What you should do |
Find every line in the records below that holds the word "status" and copy it.

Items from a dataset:
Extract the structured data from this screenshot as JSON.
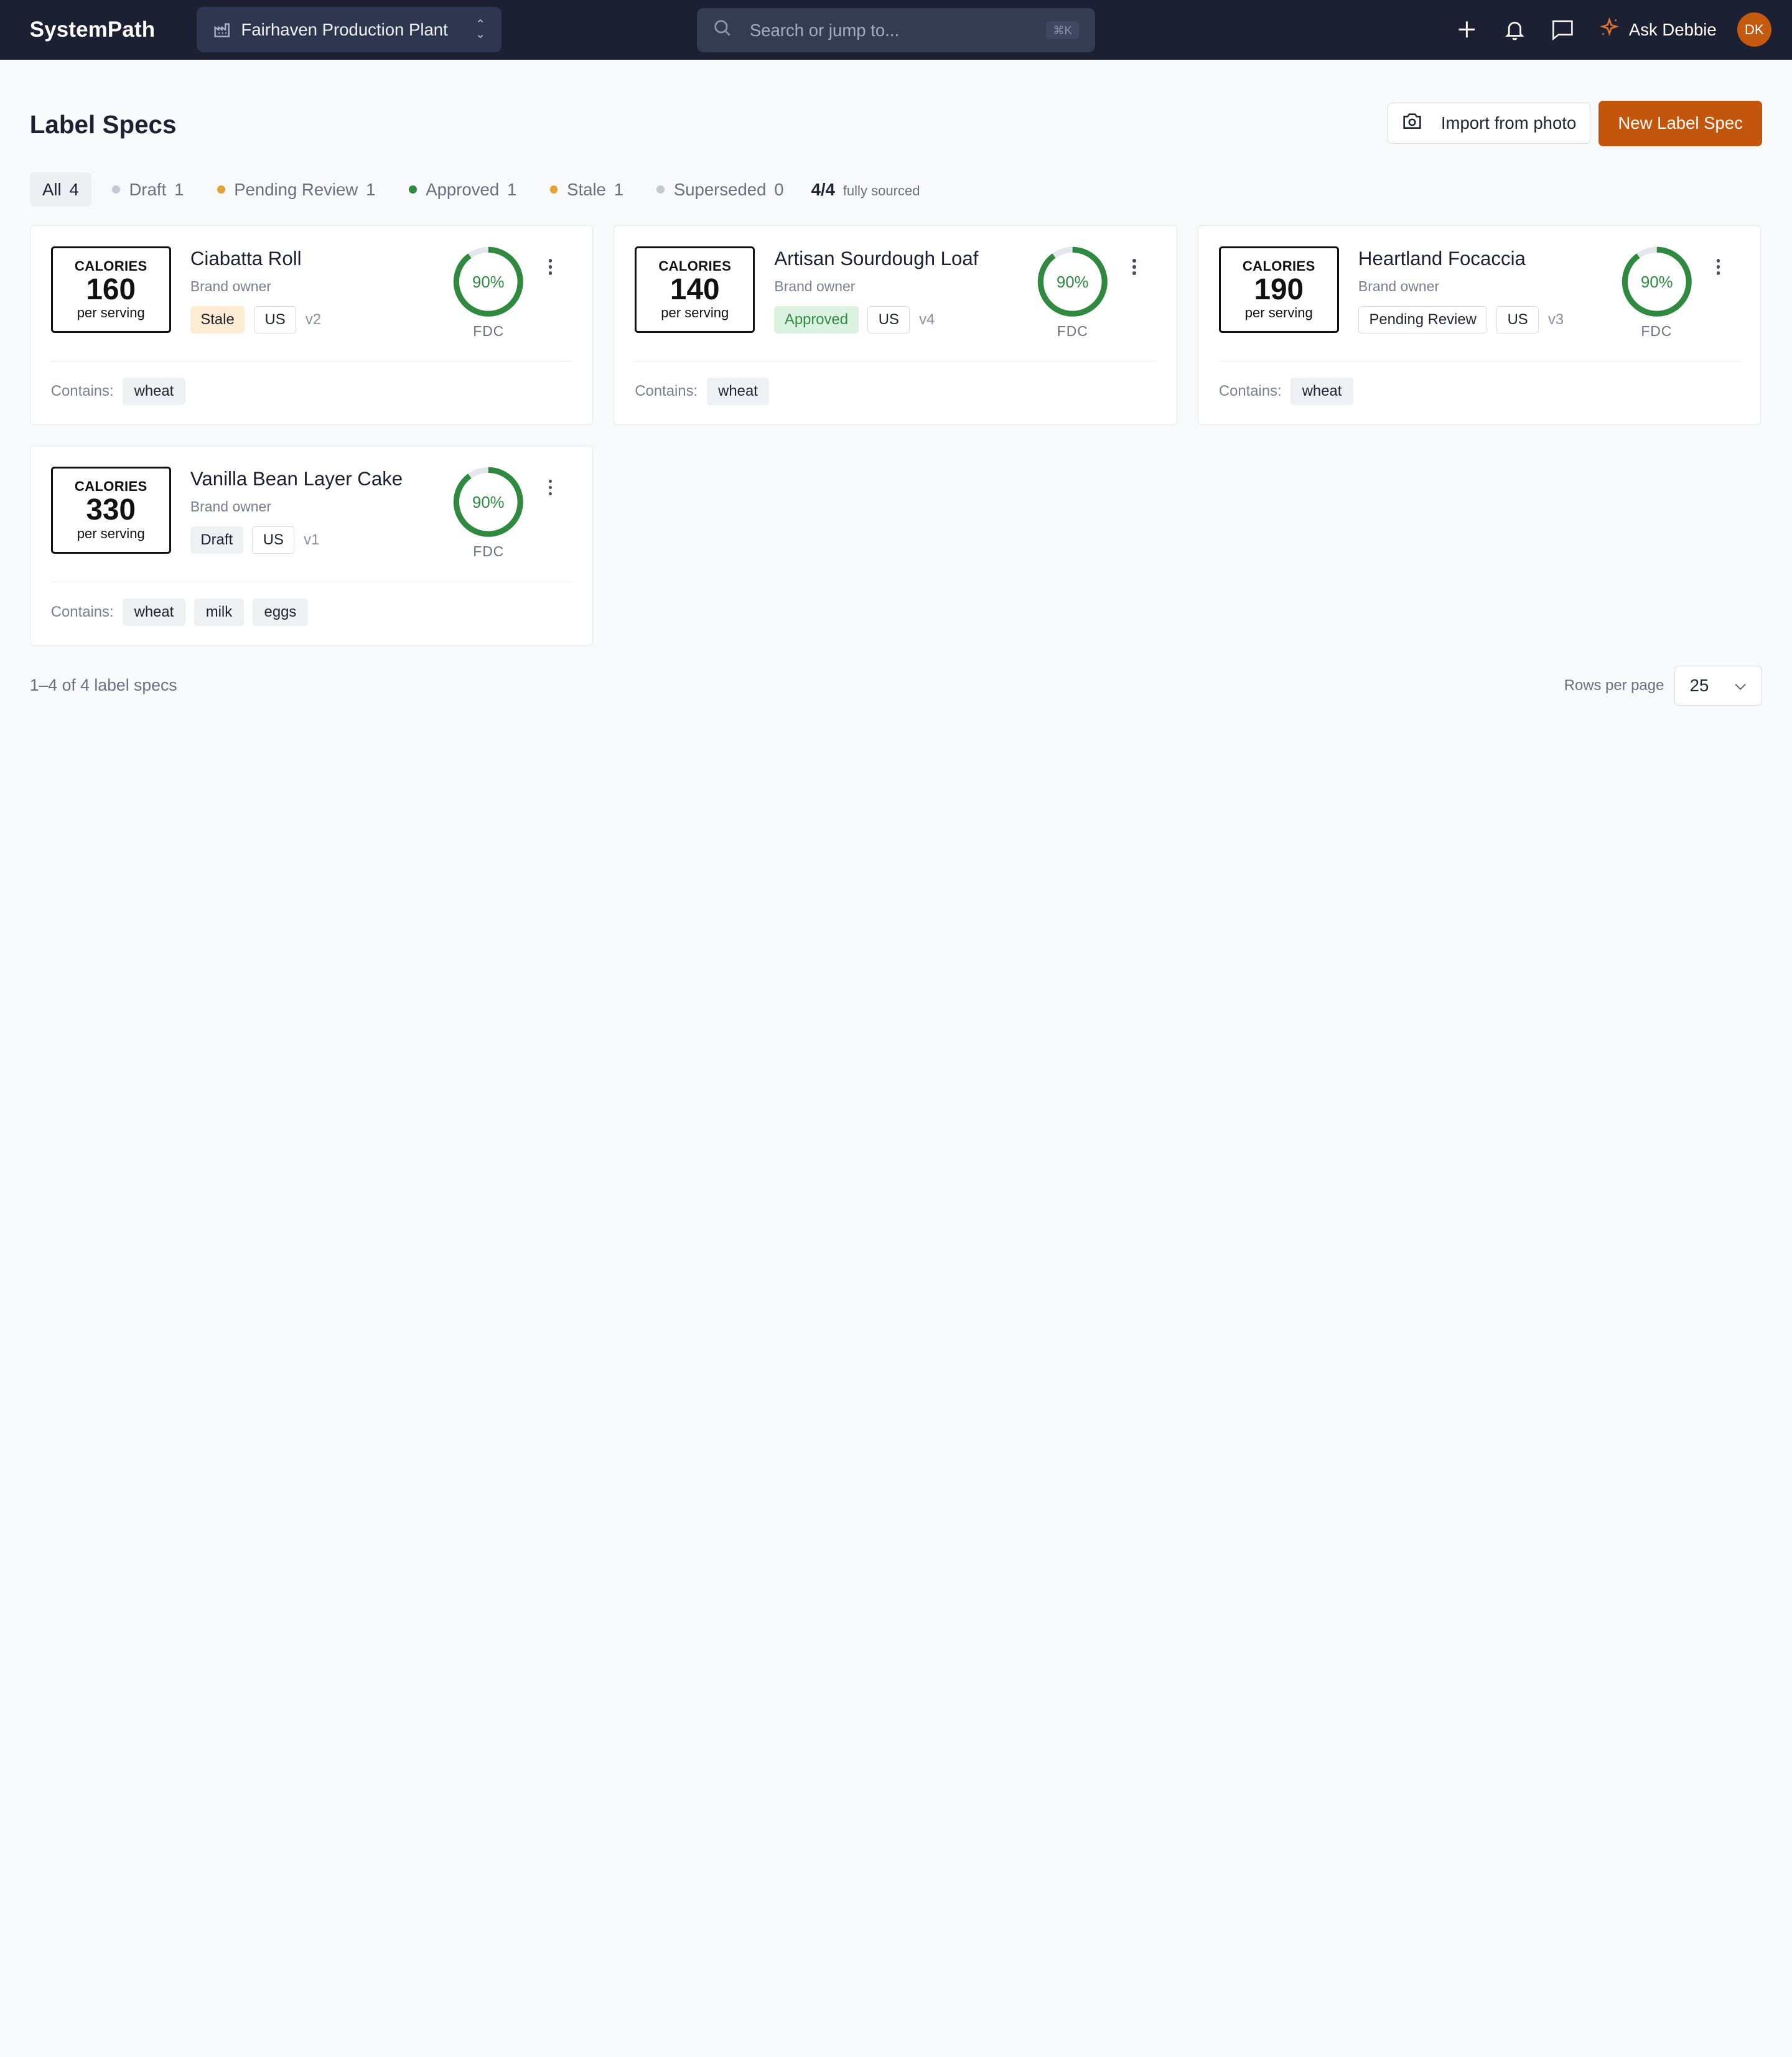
{
  "app": {
    "name": "SystemPath"
  },
  "plant": {
    "name": "Fairhaven Production Plant",
    "icon": "factory-icon"
  },
  "search": {
    "placeholder": "Search or jump to...",
    "shortcut": "⌘K"
  },
  "topbar": {
    "assistant_label": "Ask Debbie",
    "avatar_initials": "DK",
    "accent_color": "#c3560c"
  },
  "page": {
    "title": "Label Specs",
    "import_label": "Import from photo",
    "new_label": "New Label Spec"
  },
  "filters": [
    {
      "label": "All",
      "count": "4",
      "dot": ""
    },
    {
      "label": "Draft",
      "count": "1",
      "dot": "#c4c8d0"
    },
    {
      "label": "Pending Review",
      "count": "1",
      "dot": "#e5a23a"
    },
    {
      "label": "Approved",
      "count": "1",
      "dot": "#2f8a3f"
    },
    {
      "label": "Stale",
      "count": "1",
      "dot": "#e5a23a"
    },
    {
      "label": "Superseded",
      "count": "0",
      "dot": "#c4c8d0"
    }
  ],
  "sourced": {
    "value": "4/4",
    "label": "fully sourced"
  },
  "cards": [
    {
      "calories_label": "CALORIES",
      "calories": "160",
      "per": "per serving",
      "name": "Ciabatta Roll",
      "owner": "Brand owner",
      "status": "Stale",
      "status_class": "status-stale",
      "region": "US",
      "version": "v2",
      "score": "90%",
      "score_fraction": 0.9,
      "source": "FDC",
      "contains_label": "Contains:",
      "allergens": [
        "wheat"
      ]
    },
    {
      "calories_label": "CALORIES",
      "calories": "140",
      "per": "per serving",
      "name": "Artisan Sourdough Loaf",
      "owner": "Brand owner",
      "status": "Approved",
      "status_class": "status-approved",
      "region": "US",
      "version": "v4",
      "score": "90%",
      "score_fraction": 0.9,
      "source": "FDC",
      "contains_label": "Contains:",
      "allergens": [
        "wheat"
      ]
    },
    {
      "calories_label": "CALORIES",
      "calories": "190",
      "per": "per serving",
      "name": "Heartland Focaccia",
      "owner": "Brand owner",
      "status": "Pending Review",
      "status_class": "status-pending",
      "region": "US",
      "version": "v3",
      "score": "90%",
      "score_fraction": 0.9,
      "source": "FDC",
      "contains_label": "Contains:",
      "allergens": [
        "wheat"
      ]
    },
    {
      "calories_label": "CALORIES",
      "calories": "330",
      "per": "per serving",
      "name": "Vanilla Bean Layer Cake",
      "owner": "Brand owner",
      "status": "Draft",
      "status_class": "status-draft",
      "region": "US",
      "version": "v1",
      "score": "90%",
      "score_fraction": 0.9,
      "source": "FDC",
      "contains_label": "Contains:",
      "allergens": [
        "wheat",
        "milk",
        "eggs"
      ]
    }
  ],
  "footer": {
    "range": "1–4 of 4 label specs",
    "rows_label": "Rows per page",
    "rows_value": "25"
  },
  "colors": {
    "gauge": "#2f8a3f",
    "gauge_track": "#e3e6ea"
  }
}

Completed task |
      "status": "Stale",
      "status_class": "status-stale",
      "status": "Approved",
      "status_class": "status-approved",
      "status": "Pending Review",
      "status_class": "status-pending",
      "status": "Draft",
      "status_class": "status-draft",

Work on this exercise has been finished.